The IMF has put to bed the German View.
The German View is a hypothesis about monetary unions: that in the euro zone, economically depressed members need to cut wages and prices for them to grow again.
The German View argues that for the euro zone to thrive, those members must accept further misery by cutting wages and prices at home.
Then investors will flock in to take advantage of cheap labour and asset prices, and the country’s exports will cost less in international markets. Exports and inward investments will grow and the economy will thrive.
This is the economic position that has been imposed on Greece.
But now the IMF is saying that it’s junk.
The IMF is not alone in this. Plenty of people have been saying this for some time.
If you have a crisis-hit country and you further depress economic activity in that country by cutting wages and reducing government spending, you are likely to make things worse.
The German View argues that this is counteracted by increased demand from outside the euro zone.
But if, as has happened in the euro zone, many countries attempt to lower labour costs all at once, external demand doesn’t increase sufficiently to encourage firms to take advantage of lower asset and labour costs.
In Greece, the prices of assets and exports don’t become cheaper than those of Germany’s, so Greece doesn’t sell more exports or attract more investment than Germany. Greece is just made worse off by cutting input costs.
So internal demand doesn’t increase because all the Greek consumers are worse off. Demand from the euro zone doesn’t increase because euro-zone members are also cutting demand. And demand from outside Europe doesn’t increase because Greece isn’t cheaper than Germany.
If everyone rushes to make themselves worse off, economic activity isn’t going to increase.
This has happened: so the Greek programme of internal devaluation is doomed to failure. And that’s before the human cost of cutting wages and prices is observed – an estimated 25 per cent nominal cut in wages between mid-2013 and late last year. This, it turns out, is pointless suffering.
That’s the main argument made in an IMF staff discussion note that was released yesterday.
It’s why economists have called for Germany, the continent’s largest economy, to adopt expansionary policies in a bid to serve as the region’s motor of growth.
But German officialdom does not see things this way.
The chief economist of Germany's finance ministry, Ludger Schuknecht, wrote in the Financial Times on October 5 that Europe's problem was that it still had too much debt.
Everyone should pay down debt instead of consuming things or investing, he argued. That builds “resilience” into the economic system, which leads to “confidence”, which leads to growth (because “confidence” outweighs the fact that people are tangibly worse off because of lower demand).
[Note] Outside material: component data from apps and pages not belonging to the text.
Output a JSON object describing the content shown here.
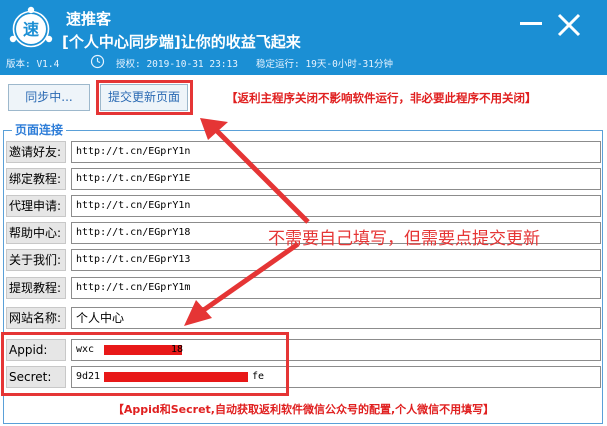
{
  "window": {
    "app_name": "速推客",
    "slogan": "[个人中心同步端]让你的收益飞起来",
    "version": "版本: V1.4",
    "license": "授权: 2019-10-31 23:13",
    "uptime": "稳定运行: 19天-0小时-31分钟",
    "logo_text": "速"
  },
  "toolbar": {
    "sync_label": "同步中...",
    "submit_label": "提交更新页面",
    "notice": "【返利主程序关闭不影响软件运行，非必要此程序不用关闭】"
  },
  "section": {
    "title": "页面连接",
    "rows": [
      {
        "label": "邀请好友:",
        "value": "http://t.cn/EGprY1n"
      },
      {
        "label": "绑定教程:",
        "value": "http://t.cn/EGprY1E"
      },
      {
        "label": "代理申请:",
        "value": "http://t.cn/EGprY1n"
      },
      {
        "label": "帮助中心:",
        "value": "http://t.cn/EGprY18"
      },
      {
        "label": "关于我们:",
        "value": "http://t.cn/EGprY13"
      },
      {
        "label": "提现教程:",
        "value": "http://t.cn/EGprY1m"
      },
      {
        "label": "网站名称:",
        "value": "个人中心"
      },
      {
        "label": "Appid:",
        "value_start": "wxc",
        "value_end": "18"
      },
      {
        "label": "Secret:",
        "value_start": "9d21",
        "value_end": "fe"
      }
    ]
  },
  "annotation": "不需要自己填写，但需要点提交更新",
  "bottom_notice": "【Appid和Secret,自动获取返利软件微信公众号的配置,个人微信不用填写】",
  "colors": {
    "titlebar": "#1b8fd4",
    "highlight": "#e53535",
    "notice": "#e02020",
    "group_border": "#5aa0d8"
  }
}
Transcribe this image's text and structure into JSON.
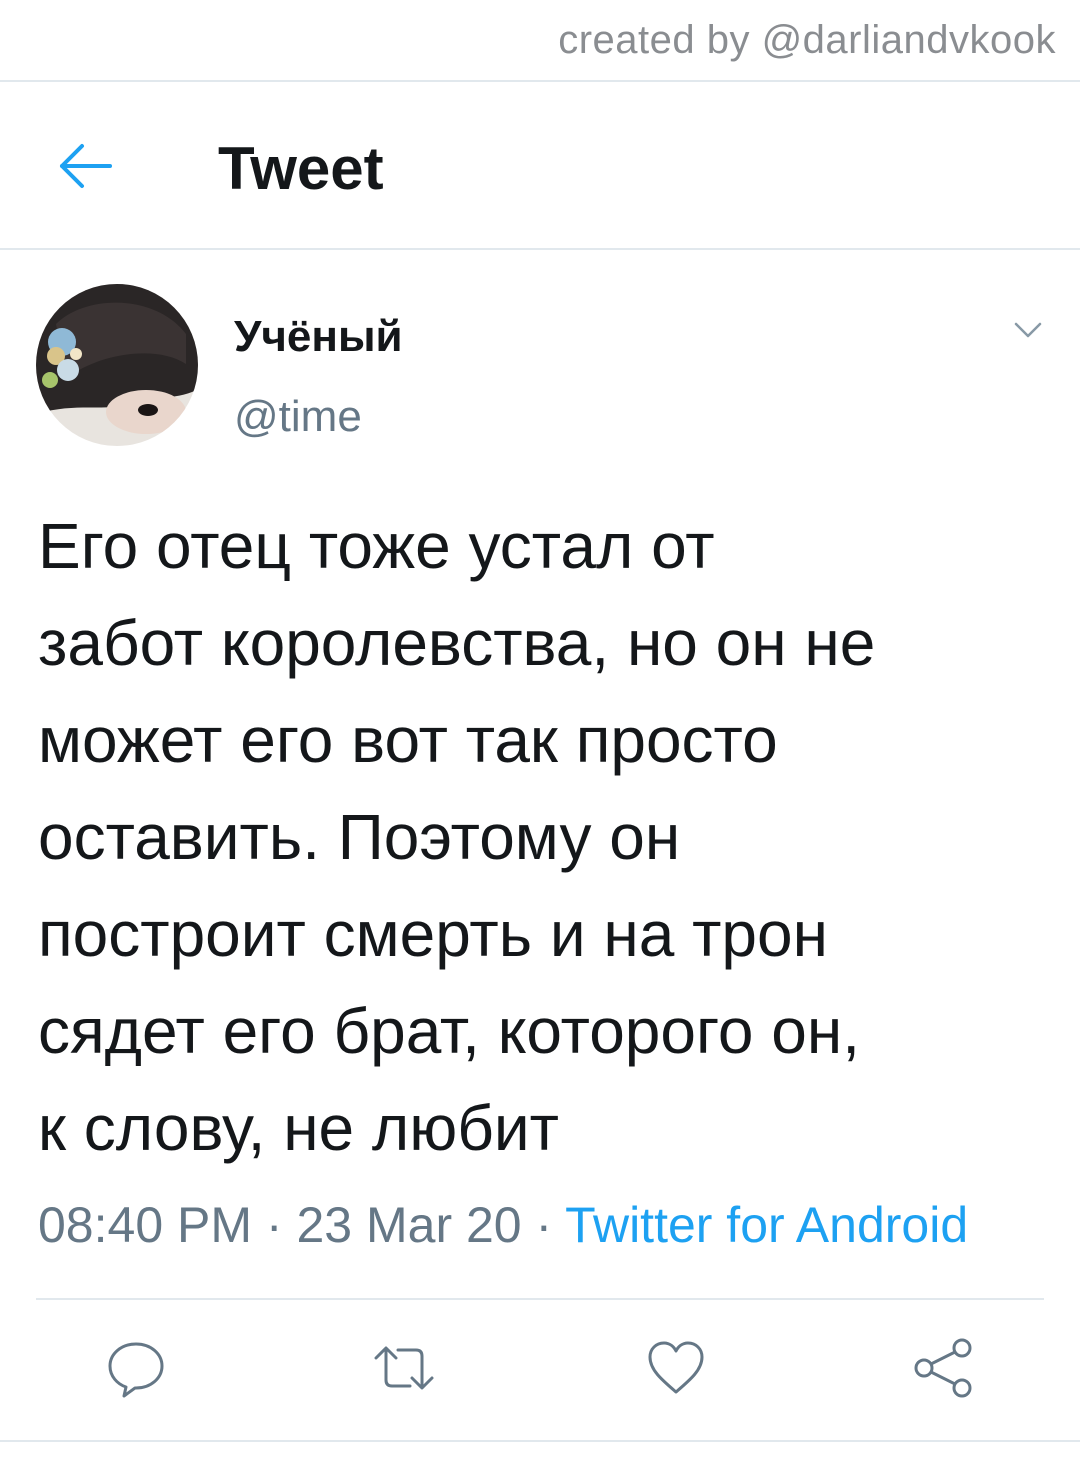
{
  "watermark": "created by @darliandvkook",
  "header": {
    "back_icon": "arrow-left-icon",
    "title": "Tweet"
  },
  "author": {
    "display_name": "Учёный",
    "handle": "@time",
    "avatar_icon": "avatar-photo"
  },
  "tweet": {
    "lines": [
      "Его отец тоже устал от",
      "забот королевства, но он не",
      "может его вот так просто",
      "оставить. Поэтому он",
      "построит смерть и на трон",
      "сядет его брат, которого он,",
      "к слову, не любит"
    ],
    "time": "08:40 PM",
    "date": "23 Mar 20",
    "separator": "·",
    "source": "Twitter for Android"
  },
  "actions": {
    "reply_icon": "reply-icon",
    "retweet_icon": "retweet-icon",
    "like_icon": "heart-icon",
    "share_icon": "share-icon"
  },
  "colors": {
    "accent": "#1da1f2",
    "secondary_text": "#657786",
    "divider": "#e1e8ed",
    "icon_gray": "#657786"
  }
}
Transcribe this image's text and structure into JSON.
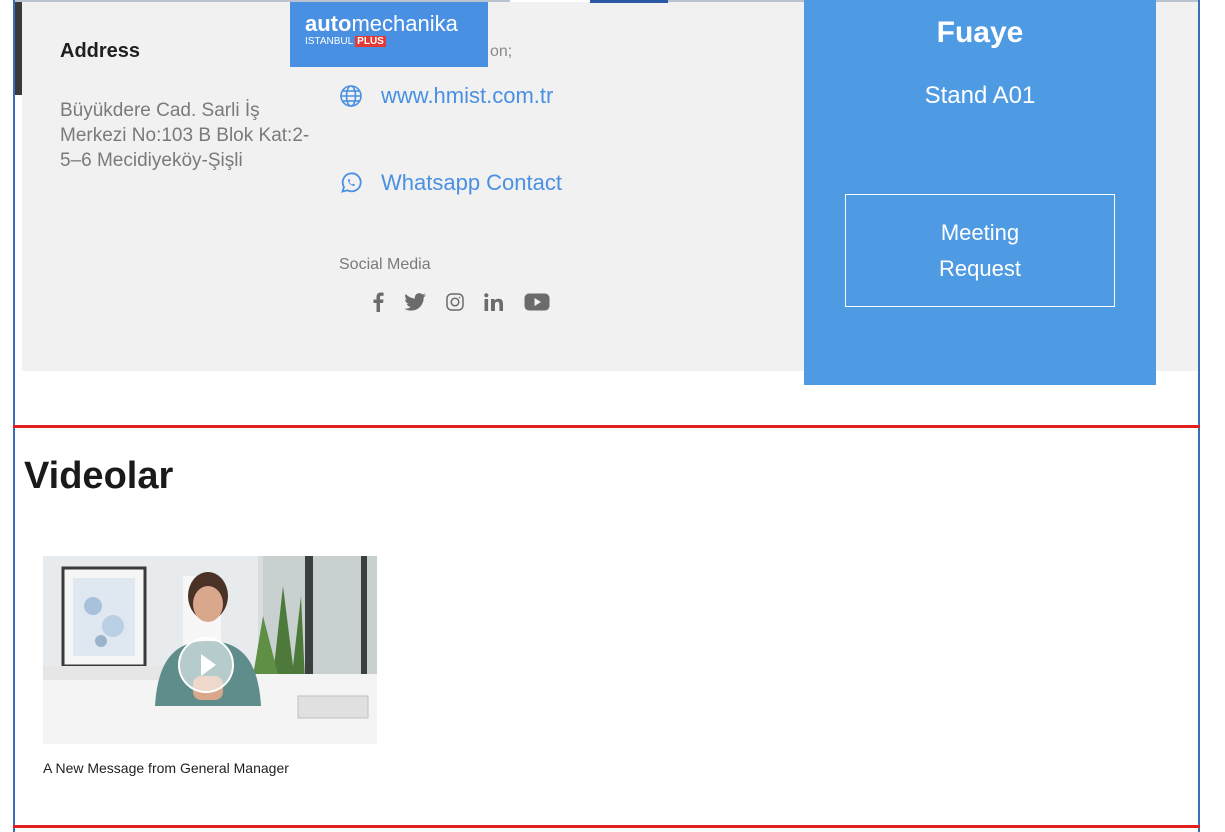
{
  "logo": {
    "main_bold": "auto",
    "main_light": "mechanika",
    "sub": "ISTANBUL",
    "plus": "PLUS"
  },
  "address": {
    "title": "Address",
    "text": "Büyükdere Cad. Sarli İş Merkezi No:103 B Blok Kat:2-5–6 Mecidiyeköy-Şişli"
  },
  "contact": {
    "partial_label": "on;",
    "website": "www.hmist.com.tr",
    "whatsapp": "Whatsapp Contact",
    "social_label": "Social Media",
    "social_icons": [
      "facebook-icon",
      "twitter-icon",
      "instagram-icon",
      "linkedin-icon",
      "youtube-icon"
    ]
  },
  "stand": {
    "title": "Fuaye",
    "subtitle": "Stand A01",
    "meeting_button": "Meeting Request"
  },
  "videos": {
    "title": "Videolar",
    "items": [
      {
        "caption": "A New Message from General Manager",
        "icon": "play-icon"
      }
    ]
  },
  "colors": {
    "accent_blue": "#4f9be3",
    "link_blue": "#4a90e2",
    "divider_red": "#e02020",
    "panel_gray": "#f1f1f1"
  }
}
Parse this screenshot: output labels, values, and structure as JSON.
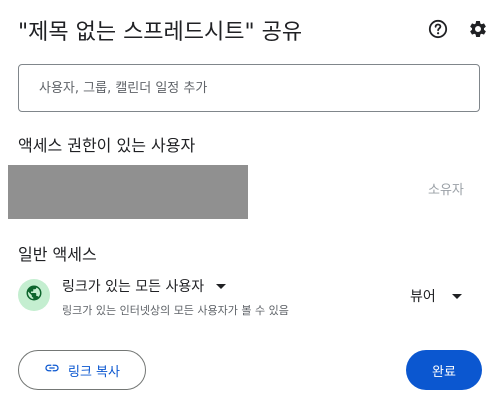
{
  "dialog": {
    "title": "\"제목 없는 스프레드시트\" 공유",
    "help_icon": "help-circle-icon",
    "settings_icon": "gear-icon"
  },
  "add_people": {
    "placeholder": "사용자, 그룹, 캘린더 일정 추가"
  },
  "people_with_access": {
    "heading": "액세스 권한이 있는 사용자",
    "owner": {
      "role": "소유자"
    }
  },
  "general_access": {
    "heading": "일반 액세스",
    "icon": "globe-icon",
    "icon_background": "#c4eed0",
    "selected_option": "링크가 있는 모든 사용자",
    "description": "링크가 있는 인터넷상의 모든 사용자가 볼 수 있음",
    "role": "뷰어"
  },
  "footer": {
    "copy_link_label": "링크 복사",
    "copy_link_icon": "link-icon",
    "done_label": "완료"
  },
  "colors": {
    "accent": "#0b57d0",
    "text": "#202124",
    "muted": "#5f6368"
  }
}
The circular flow of income determines the welfare of a country. My expenditure is your income; and your expenditure is my income. If everyone spends more, everyone has more income.
Debt complicates the picture because it consists of an injection of income at a current point in time, in exchange for a withdrawal of income at a later date.
If everyone withdraws money now, income is lower, so expenditure is lower, so people are worse off.
Sometimes having too much debt might reduce the ability of companies to engage in economic activity. For instance, if banks are forced to buy up huge amounts of government debt, they may not lend to small businesses, which is one way in which economic growth happens. Or negative inflation may trap companies in a cycle of increasing nominal debt.
Advocates of austerity have to tell an explanatory story about debt in which reducing spending through debt necessarily has more of an impact than the definite loss of welfare from everyone cutting spending at once.
This is very hard to do. We know that cutting expenditures hurts growth, usually by more than the amount cut. Paying down a debt pile, however, does not by itself improve anyone’s welfare.
Mr Schuknecht’s argument – that lower debt unleashes confidence, which unleashes growth – is a familiar right-wing trope.
Why would consumers and companies feel more confident despite having wages and earnings cut? And why would this psychological state do more to boost their spending than, say, having bigger wages and earnings? The Nobel laureate Paul Krugman talks about the “confidence fairy”. Right-wingers since Reagan have argued that their preferred policies would boost economic growth via the intervening causal variable of confidence.
It’s unpersuasive because we are expected to believe that “confidence” outweighs actual decreases in people’s welfare. But it’s not clear how this could happen – except, perhaps, if a fairy were to intervene. At least now, the IMF officially disagrees with this view – almost, but not quite, a decade too late for Greece.
Follow The National's Business section on Twitter